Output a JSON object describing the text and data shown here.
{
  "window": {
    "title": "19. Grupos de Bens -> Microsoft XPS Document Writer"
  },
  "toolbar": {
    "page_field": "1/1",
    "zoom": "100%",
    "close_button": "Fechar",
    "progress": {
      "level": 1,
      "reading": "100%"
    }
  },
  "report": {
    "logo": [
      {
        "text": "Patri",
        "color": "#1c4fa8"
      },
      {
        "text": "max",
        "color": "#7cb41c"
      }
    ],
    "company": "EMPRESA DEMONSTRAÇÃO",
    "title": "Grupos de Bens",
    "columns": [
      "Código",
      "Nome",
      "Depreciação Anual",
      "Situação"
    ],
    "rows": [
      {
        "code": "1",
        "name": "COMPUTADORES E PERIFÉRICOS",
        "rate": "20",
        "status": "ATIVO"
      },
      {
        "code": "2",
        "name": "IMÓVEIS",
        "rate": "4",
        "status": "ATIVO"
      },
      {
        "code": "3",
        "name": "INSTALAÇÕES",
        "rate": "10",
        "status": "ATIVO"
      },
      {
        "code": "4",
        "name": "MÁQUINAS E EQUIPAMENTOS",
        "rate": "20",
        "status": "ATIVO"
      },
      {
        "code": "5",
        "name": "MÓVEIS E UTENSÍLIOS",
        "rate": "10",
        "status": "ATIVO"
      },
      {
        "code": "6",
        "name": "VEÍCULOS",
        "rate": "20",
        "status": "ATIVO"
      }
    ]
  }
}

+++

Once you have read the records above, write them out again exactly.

Output a JSON object describing the text and data shown here.
{
  "window": {
    "title": "19. Grupos de Bens -> Microsoft XPS Document Writer"
  },
  "toolbar": {
    "page_field": "1/1",
    "zoom": "100%",
    "close_button": "Fechar",
    "progress": {
      "level": 1,
      "reading": "100%"
    }
  },
  "report": {
    "logo": [
      {
        "text": "Patri",
        "color": "#1c4fa8"
      },
      {
        "text": "max",
        "color": "#7cb41c"
      }
    ],
    "company": "EMPRESA DEMONSTRAÇÃO",
    "title": "Grupos de Bens",
    "columns": [
      "Código",
      "Nome",
      "Depreciação Anual",
      "Situação"
    ],
    "rows": [
      {
        "code": "1",
        "name": "COMPUTADORES E PERIFÉRICOS",
        "rate": "20",
        "status": "ATIVO"
      },
      {
        "code": "2",
        "name": "IMÓVEIS",
        "rate": "4",
        "status": "ATIVO"
      },
      {
        "code": "3",
        "name": "INSTALAÇÕES",
        "rate": "10",
        "status": "ATIVO"
      },
      {
        "code": "4",
        "name": "MÁQUINAS E EQUIPAMENTOS",
        "rate": "20",
        "status": "ATIVO"
      },
      {
        "code": "5",
        "name": "MÓVEIS E UTENSÍLIOS",
        "rate": "10",
        "status": "ATIVO"
      },
      {
        "code": "6",
        "name": "VEÍCULOS",
        "rate": "20",
        "status": "ATIVO"
      }
    ]
  }
}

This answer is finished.